> Data records
Start of Block

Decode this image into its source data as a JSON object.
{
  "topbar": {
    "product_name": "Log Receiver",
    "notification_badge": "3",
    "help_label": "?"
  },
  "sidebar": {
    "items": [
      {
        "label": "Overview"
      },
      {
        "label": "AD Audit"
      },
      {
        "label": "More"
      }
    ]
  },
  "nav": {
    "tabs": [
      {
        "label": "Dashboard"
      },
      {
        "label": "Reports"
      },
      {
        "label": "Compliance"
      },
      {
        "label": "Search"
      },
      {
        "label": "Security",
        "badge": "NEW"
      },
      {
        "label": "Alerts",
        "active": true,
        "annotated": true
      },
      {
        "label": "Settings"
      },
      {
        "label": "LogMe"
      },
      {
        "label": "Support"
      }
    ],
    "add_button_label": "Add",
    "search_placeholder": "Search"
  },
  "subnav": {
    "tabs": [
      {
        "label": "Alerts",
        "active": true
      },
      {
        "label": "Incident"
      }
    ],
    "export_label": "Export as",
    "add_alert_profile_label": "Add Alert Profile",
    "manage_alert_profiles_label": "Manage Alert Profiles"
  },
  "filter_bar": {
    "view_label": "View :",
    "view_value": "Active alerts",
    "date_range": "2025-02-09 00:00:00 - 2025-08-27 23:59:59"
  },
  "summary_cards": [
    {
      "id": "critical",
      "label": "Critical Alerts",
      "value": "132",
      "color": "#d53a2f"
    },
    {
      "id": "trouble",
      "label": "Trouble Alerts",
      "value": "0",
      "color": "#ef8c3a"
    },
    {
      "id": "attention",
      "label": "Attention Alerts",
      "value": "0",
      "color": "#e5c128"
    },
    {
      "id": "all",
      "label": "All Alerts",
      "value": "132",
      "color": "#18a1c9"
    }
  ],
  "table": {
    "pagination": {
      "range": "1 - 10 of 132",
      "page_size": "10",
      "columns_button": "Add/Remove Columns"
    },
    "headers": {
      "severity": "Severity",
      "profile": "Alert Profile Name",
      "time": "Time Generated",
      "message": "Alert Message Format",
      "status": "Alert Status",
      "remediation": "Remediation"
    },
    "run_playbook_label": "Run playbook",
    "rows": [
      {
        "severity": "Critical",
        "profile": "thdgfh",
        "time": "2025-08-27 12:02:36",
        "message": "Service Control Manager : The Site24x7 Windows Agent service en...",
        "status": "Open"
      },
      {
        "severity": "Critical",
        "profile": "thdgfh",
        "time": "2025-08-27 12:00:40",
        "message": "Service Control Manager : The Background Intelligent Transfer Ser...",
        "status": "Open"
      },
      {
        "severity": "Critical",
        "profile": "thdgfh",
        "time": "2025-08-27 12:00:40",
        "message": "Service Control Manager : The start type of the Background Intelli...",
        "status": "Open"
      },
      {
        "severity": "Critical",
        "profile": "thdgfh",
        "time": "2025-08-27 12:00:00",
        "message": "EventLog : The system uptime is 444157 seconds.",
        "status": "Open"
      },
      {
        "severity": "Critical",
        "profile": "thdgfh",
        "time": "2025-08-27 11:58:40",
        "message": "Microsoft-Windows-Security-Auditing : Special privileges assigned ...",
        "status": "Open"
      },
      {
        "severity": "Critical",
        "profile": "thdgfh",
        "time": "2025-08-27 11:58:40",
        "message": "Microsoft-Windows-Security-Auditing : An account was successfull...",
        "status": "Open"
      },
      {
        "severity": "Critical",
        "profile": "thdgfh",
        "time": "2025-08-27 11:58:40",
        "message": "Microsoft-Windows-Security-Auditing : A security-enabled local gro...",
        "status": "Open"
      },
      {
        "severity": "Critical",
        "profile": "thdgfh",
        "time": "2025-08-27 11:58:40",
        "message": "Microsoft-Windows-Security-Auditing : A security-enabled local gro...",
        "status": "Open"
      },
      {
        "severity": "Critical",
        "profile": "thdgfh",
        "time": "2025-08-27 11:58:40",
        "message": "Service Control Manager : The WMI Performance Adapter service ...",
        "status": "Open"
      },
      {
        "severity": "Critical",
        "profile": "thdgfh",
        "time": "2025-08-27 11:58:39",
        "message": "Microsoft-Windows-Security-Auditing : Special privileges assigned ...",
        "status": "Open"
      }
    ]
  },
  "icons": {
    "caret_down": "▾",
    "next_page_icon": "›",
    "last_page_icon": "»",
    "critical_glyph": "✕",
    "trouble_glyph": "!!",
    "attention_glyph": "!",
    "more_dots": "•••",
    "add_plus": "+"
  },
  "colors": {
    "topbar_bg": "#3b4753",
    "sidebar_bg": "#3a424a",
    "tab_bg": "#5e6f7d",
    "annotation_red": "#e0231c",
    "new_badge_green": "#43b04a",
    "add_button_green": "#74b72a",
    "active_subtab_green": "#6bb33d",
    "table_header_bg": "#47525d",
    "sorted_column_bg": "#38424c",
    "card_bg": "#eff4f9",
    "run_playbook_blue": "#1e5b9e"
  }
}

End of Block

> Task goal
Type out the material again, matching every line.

> Task result
Decode this image into its source data as a JSON object.
{
  "topbar": {
    "product_name": "Log Receiver",
    "notification_badge": "3",
    "help_label": "?"
  },
  "sidebar": {
    "items": [
      {
        "label": "Overview"
      },
      {
        "label": "AD Audit"
      },
      {
        "label": "More"
      }
    ]
  },
  "nav": {
    "tabs": [
      {
        "label": "Dashboard"
      },
      {
        "label": "Reports"
      },
      {
        "label": "Compliance"
      },
      {
        "label": "Search"
      },
      {
        "label": "Security",
        "badge": "NEW"
      },
      {
        "label": "Alerts",
        "active": true,
        "annotated": true
      },
      {
        "label": "Settings"
      },
      {
        "label": "LogMe"
      },
      {
        "label": "Support"
      }
    ],
    "add_button_label": "Add",
    "search_placeholder": "Search"
  },
  "subnav": {
    "tabs": [
      {
        "label": "Alerts",
        "active": true
      },
      {
        "label": "Incident"
      }
    ],
    "export_label": "Export as",
    "add_alert_profile_label": "Add Alert Profile",
    "manage_alert_profiles_label": "Manage Alert Profiles"
  },
  "filter_bar": {
    "view_label": "View :",
    "view_value": "Active alerts",
    "date_range": "2025-02-09 00:00:00 - 2025-08-27 23:59:59"
  },
  "summary_cards": [
    {
      "id": "critical",
      "label": "Critical Alerts",
      "value": "132",
      "color": "#d53a2f"
    },
    {
      "id": "trouble",
      "label": "Trouble Alerts",
      "value": "0",
      "color": "#ef8c3a"
    },
    {
      "id": "attention",
      "label": "Attention Alerts",
      "value": "0",
      "color": "#e5c128"
    },
    {
      "id": "all",
      "label": "All Alerts",
      "value": "132",
      "color": "#18a1c9"
    }
  ],
  "table": {
    "pagination": {
      "range": "1 - 10 of 132",
      "page_size": "10",
      "columns_button": "Add/Remove Columns"
    },
    "headers": {
      "severity": "Severity",
      "profile": "Alert Profile Name",
      "time": "Time Generated",
      "message": "Alert Message Format",
      "status": "Alert Status",
      "remediation": "Remediation"
    },
    "run_playbook_label": "Run playbook",
    "rows": [
      {
        "severity": "Critical",
        "profile": "thdgfh",
        "time": "2025-08-27 12:02:36",
        "message": "Service Control Manager : The Site24x7 Windows Agent service en...",
        "status": "Open"
      },
      {
        "severity": "Critical",
        "profile": "thdgfh",
        "time": "2025-08-27 12:00:40",
        "message": "Service Control Manager : The Background Intelligent Transfer Ser...",
        "status": "Open"
      },
      {
        "severity": "Critical",
        "profile": "thdgfh",
        "time": "2025-08-27 12:00:40",
        "message": "Service Control Manager : The start type of the Background Intelli...",
        "status": "Open"
      },
      {
        "severity": "Critical",
        "profile": "thdgfh",
        "time": "2025-08-27 12:00:00",
        "message": "EventLog : The system uptime is 444157 seconds.",
        "status": "Open"
      },
      {
        "severity": "Critical",
        "profile": "thdgfh",
        "time": "2025-08-27 11:58:40",
        "message": "Microsoft-Windows-Security-Auditing : Special privileges assigned ...",
        "status": "Open"
      },
      {
        "severity": "Critical",
        "profile": "thdgfh",
        "time": "2025-08-27 11:58:40",
        "message": "Microsoft-Windows-Security-Auditing : An account was successfull...",
        "status": "Open"
      },
      {
        "severity": "Critical",
        "profile": "thdgfh",
        "time": "2025-08-27 11:58:40",
        "message": "Microsoft-Windows-Security-Auditing : A security-enabled local gro...",
        "status": "Open"
      },
      {
        "severity": "Critical",
        "profile": "thdgfh",
        "time": "2025-08-27 11:58:40",
        "message": "Microsoft-Windows-Security-Auditing : A security-enabled local gro...",
        "status": "Open"
      },
      {
        "severity": "Critical",
        "profile": "thdgfh",
        "time": "2025-08-27 11:58:40",
        "message": "Service Control Manager : The WMI Performance Adapter service ...",
        "status": "Open"
      },
      {
        "severity": "Critical",
        "profile": "thdgfh",
        "time": "2025-08-27 11:58:39",
        "message": "Microsoft-Windows-Security-Auditing : Special privileges assigned ...",
        "status": "Open"
      }
    ]
  },
  "icons": {
    "caret_down": "▾",
    "next_page_icon": "›",
    "last_page_icon": "»",
    "critical_glyph": "✕",
    "trouble_glyph": "!!",
    "attention_glyph": "!",
    "more_dots": "•••",
    "add_plus": "+"
  },
  "colors": {
    "topbar_bg": "#3b4753",
    "sidebar_bg": "#3a424a",
    "tab_bg": "#5e6f7d",
    "annotation_red": "#e0231c",
    "new_badge_green": "#43b04a",
    "add_button_green": "#74b72a",
    "active_subtab_green": "#6bb33d",
    "table_header_bg": "#47525d",
    "sorted_column_bg": "#38424c",
    "card_bg": "#eff4f9",
    "run_playbook_blue": "#1e5b9e"
  }
}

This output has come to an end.